(What to produce):
When a line of the records contains "icon", copy it.
[[ Exercise data, beginning ]]
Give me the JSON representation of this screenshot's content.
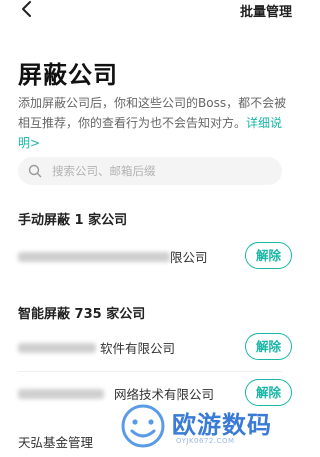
{
  "header": {
    "batch_label": "批量管理"
  },
  "page": {
    "title": "屏蔽公司",
    "description": "添加屏蔽公司后，你和这些公司的Boss，都不会被相互推荐，你的查看行为也不会告知对方。",
    "detail_link": "详细说明>"
  },
  "search": {
    "placeholder": "搜索公司、邮箱后缀"
  },
  "manual": {
    "title": "手动屏蔽 1 家公司",
    "items": [
      {
        "visible_name": "限公司",
        "action": "解除"
      }
    ]
  },
  "smart": {
    "title": "智能屏蔽 735 家公司",
    "items": [
      {
        "visible_name": "软件有限公司",
        "action": "解除"
      },
      {
        "visible_name": "网络技术有限公司",
        "action": "解除"
      },
      {
        "visible_name": "天弘基金管理",
        "action": ""
      }
    ]
  },
  "watermark": {
    "text": "欧游数码",
    "sub": "OYJK0672.COM"
  },
  "colors": {
    "accent": "#19b7a6",
    "watermark": "#3a7bd5"
  }
}
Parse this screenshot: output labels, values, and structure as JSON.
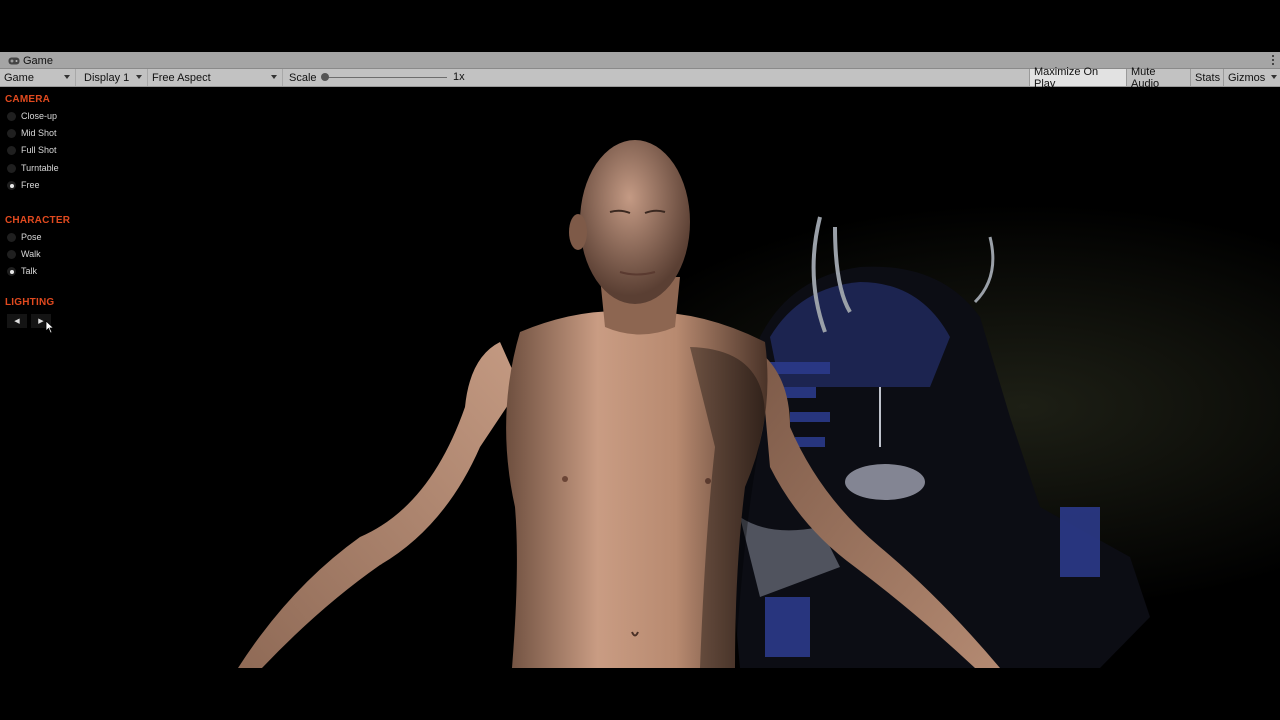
{
  "window": {
    "tab_title": "Game",
    "tab_icon": "gamepad-icon"
  },
  "toolbar": {
    "view_select": "Game",
    "display_select": "Display 1",
    "aspect_select": "Free Aspect",
    "scale_label": "Scale",
    "scale_value": "1x",
    "scale_level": 0.0,
    "maximize_on_play": "Maximize On Play",
    "maximize_on_play_active": true,
    "mute_audio": "Mute Audio",
    "stats": "Stats",
    "gizmos": "Gizmos"
  },
  "overlay": {
    "camera": {
      "title": "CAMERA",
      "options": [
        "Close-up",
        "Mid Shot",
        "Full Shot",
        "Turntable",
        "Free"
      ],
      "selected": "Free"
    },
    "character": {
      "title": "CHARACTER",
      "options": [
        "Pose",
        "Walk",
        "Talk"
      ],
      "selected": "Talk"
    },
    "lighting": {
      "title": "LIGHTING",
      "prev_icon": "arrow-left-icon",
      "next_icon": "arrow-right-icon"
    }
  },
  "colors": {
    "accent": "#e14a1f",
    "toolbar_bg": "#c2c2c2",
    "tab_bg": "#a5a5a5",
    "viewport_bg": "#000000"
  }
}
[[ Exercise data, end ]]
(Your solution):
    "tab_icon": "gamepad-icon"
      "prev_icon": "arrow-left-icon",
      "next_icon": "arrow-right-icon"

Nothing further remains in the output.